Exercise - As you reproduce every line below, keep it exactly as written and leave out the images.

● ● ● ● ● ● ●

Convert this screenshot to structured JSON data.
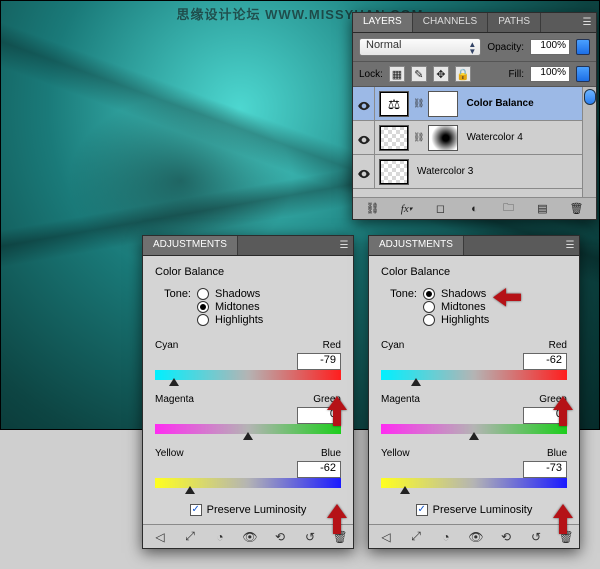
{
  "watermark": "思缘设计论坛  WWW.MISSYUAN.COM",
  "layers": {
    "tabs": [
      "LAYERS",
      "CHANNELS",
      "PATHS"
    ],
    "activeTab": 0,
    "blendMode": "Normal",
    "opacityLabel": "Opacity:",
    "opacityValue": "100%",
    "lockLabel": "Lock:",
    "fillLabel": "Fill:",
    "fillValue": "100%",
    "lockIcons": [
      "transparency-lock",
      "paint-lock",
      "move-lock",
      "all-lock"
    ],
    "items": [
      {
        "name": "Color Balance",
        "active": true,
        "hasMask": true,
        "thumb": "color-balance-adjustment"
      },
      {
        "name": "Watercolor 4",
        "active": false,
        "hasMask": true,
        "thumb": "watercolor4"
      },
      {
        "name": "Watercolor 3",
        "active": false,
        "hasMask": false,
        "thumb": "watercolor3"
      }
    ],
    "footerIcons": [
      "link",
      "fx",
      "mask",
      "adjustment",
      "group",
      "new",
      "trash"
    ]
  },
  "adjLeft": {
    "tab": "ADJUSTMENTS",
    "title": "Color Balance",
    "toneLabel": "Tone:",
    "tone": {
      "shadows": "Shadows",
      "midtones": "Midtones",
      "highlights": "Highlights",
      "selected": "midtones"
    },
    "sliders": [
      {
        "left": "Cyan",
        "right": "Red",
        "value": "-79",
        "handlePct": 10
      },
      {
        "left": "Magenta",
        "right": "Green",
        "value": "0",
        "handlePct": 50
      },
      {
        "left": "Yellow",
        "right": "Blue",
        "value": "-62",
        "handlePct": 19
      }
    ],
    "preserve": "Preserve Luminosity",
    "preserveChecked": true
  },
  "adjRight": {
    "tab": "ADJUSTMENTS",
    "title": "Color Balance",
    "toneLabel": "Tone:",
    "tone": {
      "shadows": "Shadows",
      "midtones": "Midtones",
      "highlights": "Highlights",
      "selected": "shadows"
    },
    "sliders": [
      {
        "left": "Cyan",
        "right": "Red",
        "value": "-62",
        "handlePct": 19
      },
      {
        "left": "Magenta",
        "right": "Green",
        "value": "0",
        "handlePct": 50
      },
      {
        "left": "Yellow",
        "right": "Blue",
        "value": "-73",
        "handlePct": 13
      }
    ],
    "preserve": "Preserve Luminosity",
    "preserveChecked": true
  },
  "annotations": {
    "leftArrows": [
      {
        "slider": 0
      },
      {
        "slider": 2
      }
    ],
    "rightArrows": [
      {
        "tone": true
      },
      {
        "slider": 0
      },
      {
        "slider": 2
      }
    ]
  },
  "colors": {
    "arrow": "#b51217"
  }
}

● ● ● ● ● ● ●

Result -
Convert this screenshot to structured JSON data.
{
  "watermark": "思缘设计论坛  WWW.MISSYUAN.COM",
  "layers": {
    "tabs": [
      "LAYERS",
      "CHANNELS",
      "PATHS"
    ],
    "activeTab": 0,
    "blendMode": "Normal",
    "opacityLabel": "Opacity:",
    "opacityValue": "100%",
    "lockLabel": "Lock:",
    "fillLabel": "Fill:",
    "fillValue": "100%",
    "lockIcons": [
      "transparency-lock",
      "paint-lock",
      "move-lock",
      "all-lock"
    ],
    "items": [
      {
        "name": "Color Balance",
        "active": true,
        "hasMask": true,
        "thumb": "color-balance-adjustment"
      },
      {
        "name": "Watercolor 4",
        "active": false,
        "hasMask": true,
        "thumb": "watercolor4"
      },
      {
        "name": "Watercolor 3",
        "active": false,
        "hasMask": false,
        "thumb": "watercolor3"
      }
    ],
    "footerIcons": [
      "link",
      "fx",
      "mask",
      "adjustment",
      "group",
      "new",
      "trash"
    ]
  },
  "adjLeft": {
    "tab": "ADJUSTMENTS",
    "title": "Color Balance",
    "toneLabel": "Tone:",
    "tone": {
      "shadows": "Shadows",
      "midtones": "Midtones",
      "highlights": "Highlights",
      "selected": "midtones"
    },
    "sliders": [
      {
        "left": "Cyan",
        "right": "Red",
        "value": "-79",
        "handlePct": 10
      },
      {
        "left": "Magenta",
        "right": "Green",
        "value": "0",
        "handlePct": 50
      },
      {
        "left": "Yellow",
        "right": "Blue",
        "value": "-62",
        "handlePct": 19
      }
    ],
    "preserve": "Preserve Luminosity",
    "preserveChecked": true
  },
  "adjRight": {
    "tab": "ADJUSTMENTS",
    "title": "Color Balance",
    "toneLabel": "Tone:",
    "tone": {
      "shadows": "Shadows",
      "midtones": "Midtones",
      "highlights": "Highlights",
      "selected": "shadows"
    },
    "sliders": [
      {
        "left": "Cyan",
        "right": "Red",
        "value": "-62",
        "handlePct": 19
      },
      {
        "left": "Magenta",
        "right": "Green",
        "value": "0",
        "handlePct": 50
      },
      {
        "left": "Yellow",
        "right": "Blue",
        "value": "-73",
        "handlePct": 13
      }
    ],
    "preserve": "Preserve Luminosity",
    "preserveChecked": true
  },
  "annotations": {
    "leftArrows": [
      {
        "slider": 0
      },
      {
        "slider": 2
      }
    ],
    "rightArrows": [
      {
        "tone": true
      },
      {
        "slider": 0
      },
      {
        "slider": 2
      }
    ]
  },
  "colors": {
    "arrow": "#b51217"
  }
}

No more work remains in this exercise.